EXERCISE REQUIREMENTS> Copy each line of the data beneath in which the word "reminder" appears.

Dataset excerpts

▬▬▬▬▬▬

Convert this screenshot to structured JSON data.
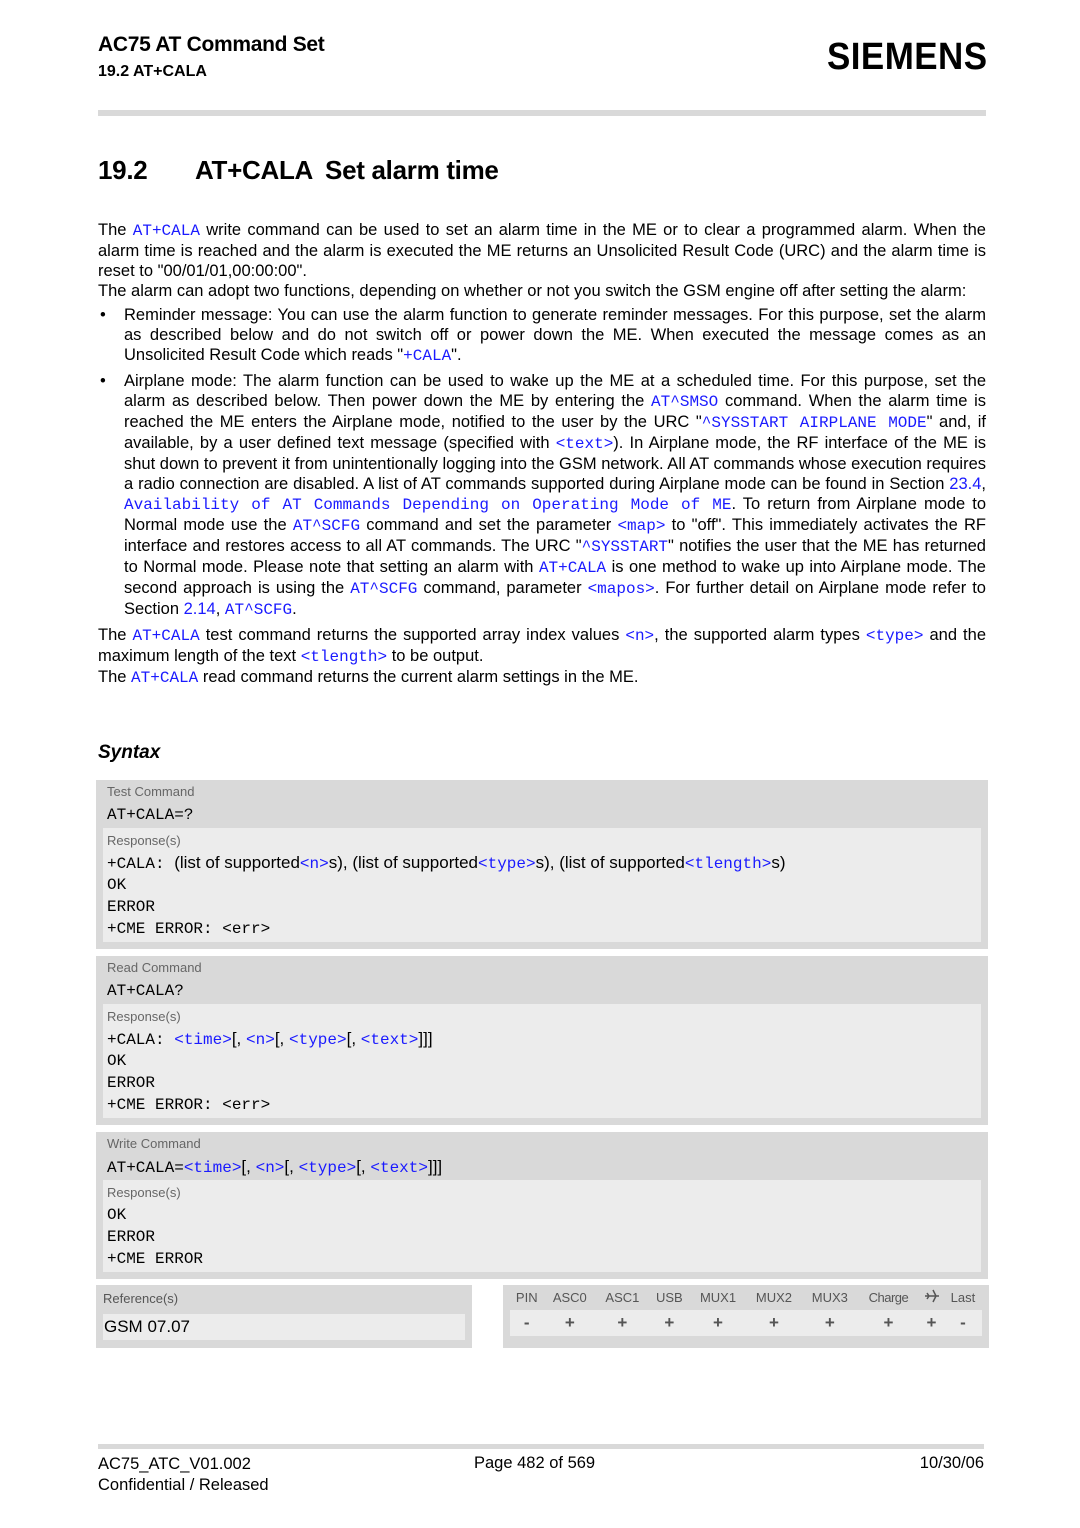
{
  "header": {
    "doc_title": "AC75 AT Command Set",
    "section_ref": "19.2 AT+CALA",
    "logo": "SIEMENS"
  },
  "section": {
    "number": "19.2",
    "command": "AT+CALA",
    "title": "Set alarm time"
  },
  "intro": {
    "p1_a": "The ",
    "p1_cmd": "AT+CALA",
    "p1_b": " write command can be used to set an alarm time in the ME or to clear a programmed alarm. When the alarm time is reached and the alarm is executed the ME returns an Unsolicited Result Code (URC) and the alarm time is reset to \"00/01/01,00:00:00\".",
    "p2": "The alarm can adopt two functions, depending on whether or not you switch the GSM engine off after setting the alarm:"
  },
  "bullets": {
    "reminder": {
      "a": "Reminder message: You can use the alarm function to generate reminder messages. For this purpose, set the alarm as described below and do not switch off or power down the ME. When executed the message comes as an Unsolicited Result Code which reads \"",
      "urc": "+CALA",
      "b": "\"."
    },
    "airplane": {
      "a": "Airplane mode: The alarm function can be used to wake up the ME at a scheduled time. For this purpose, set the alarm as described below. Then power down the ME by entering the ",
      "smso": "AT^SMSO",
      "b": " command. When the alarm time is reached the ME enters the Airplane mode, notified to the user by the URC \"",
      "urc_airplane": "^SYSSTART AIRPLANE MODE",
      "c": "\" and, if available, by a user defined text message (specified with ",
      "text_param": "<text>",
      "d": "). In Airplane mode, the RF interface of the ME is shut down to prevent it from unintentionally logging into the GSM network. All AT commands whose execution requires a radio connection are disabled. A list of AT commands supported during Airplane mode can be found in Section ",
      "sec_23_4": "23.4",
      "e": ", ",
      "sec_23_4_title": "Availability of AT Commands Depending on Operating Mode of ME",
      "f": ". To return from Airplane mode to Normal mode use the ",
      "scfg1": "AT^SCFG",
      "g": " command and set the parameter ",
      "map_param": "<map>",
      "h": " to \"off\". This immediately activates the RF interface and restores access to all AT commands. The URC \"",
      "urc_sysstart": "^SYSSTART",
      "i": "\" notifies the user that the ME has returned to Normal mode. Please note that setting an alarm with ",
      "cala": "AT+CALA",
      "j": " is one method to wake up into Airplane mode. The second approach is using the ",
      "scfg2": "AT^SCFG",
      "k": " command, parameter ",
      "mapos_param": "<mapos>",
      "l": ". For further detail on Airplane mode refer to Section ",
      "sec_2_14": "2.14",
      "m": ", ",
      "scfg3": "AT^SCFG",
      "n": "."
    }
  },
  "outro": {
    "p1_a": "The ",
    "p1_cmd": "AT+CALA",
    "p1_b": " test command returns the supported array index values ",
    "p1_n": "<n>",
    "p1_c": ", the supported alarm types ",
    "p1_type": "<type>",
    "p1_d": " and the maximum length of the text ",
    "p1_tlength": "<tlength>",
    "p1_e": " to be output.",
    "p2_a": "The ",
    "p2_cmd": "AT+CALA",
    "p2_b": " read command returns the current alarm settings in the ME."
  },
  "syntax": {
    "heading": "Syntax",
    "responses_label": "Response(s)",
    "test": {
      "label": "Test Command",
      "command": "AT+CALA=?",
      "resp_prefix": "+CALA: ",
      "resp_t1": "(list of supported",
      "resp_n": "<n>",
      "resp_t2": "s), (list of supported",
      "resp_type": "<type>",
      "resp_t3": "s), (list of supported",
      "resp_tlength": "<tlength>",
      "resp_t4": "s)",
      "lines": [
        "OK",
        "ERROR",
        "+CME ERROR: <err>"
      ]
    },
    "read": {
      "label": "Read Command",
      "command": "AT+CALA?",
      "resp_prefix": "+CALA: ",
      "time": "<time>",
      "n": "<n>",
      "type": "<type>",
      "text": "<text>",
      "sep": "[, ",
      "close": "]]]",
      "lines": [
        "OK",
        "ERROR",
        "+CME ERROR: <err>"
      ]
    },
    "write": {
      "label": "Write Command",
      "command_prefix": "AT+CALA=",
      "time": "<time>",
      "n": "<n>",
      "type": "<type>",
      "text": "<text>",
      "sep": "[, ",
      "close": "]]]",
      "lines": [
        "OK",
        "ERROR",
        "+CME ERROR"
      ]
    }
  },
  "reference": {
    "label": "Reference(s)",
    "value": "GSM 07.07"
  },
  "interfaces": {
    "columns": [
      "PIN",
      "ASC0",
      "ASC1",
      "USB",
      "MUX1",
      "MUX2",
      "MUX3",
      "Charge",
      "airplane-icon",
      "Last"
    ],
    "values": [
      "-",
      "+",
      "+",
      "+",
      "+",
      "+",
      "+",
      "+",
      "+",
      "-"
    ]
  },
  "footer": {
    "doc_id": "AC75_ATC_V01.002",
    "status": "Confidential / Released",
    "page": "Page 482 of 569",
    "date": "10/30/06"
  },
  "colors": {
    "link": "#1a1aff",
    "box_dark": "#d9d9d9",
    "box_light": "#ececec"
  }
}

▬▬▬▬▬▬

SOLUTION TO THIS PROBLEM>
    "reminder": {
      "a": "Reminder message: You can use the alarm function to generate reminder messages. For this purpose, set the alarm as described below and do not switch off or power down the ME. When executed the message comes as an Unsolicited Result Code which reads \"",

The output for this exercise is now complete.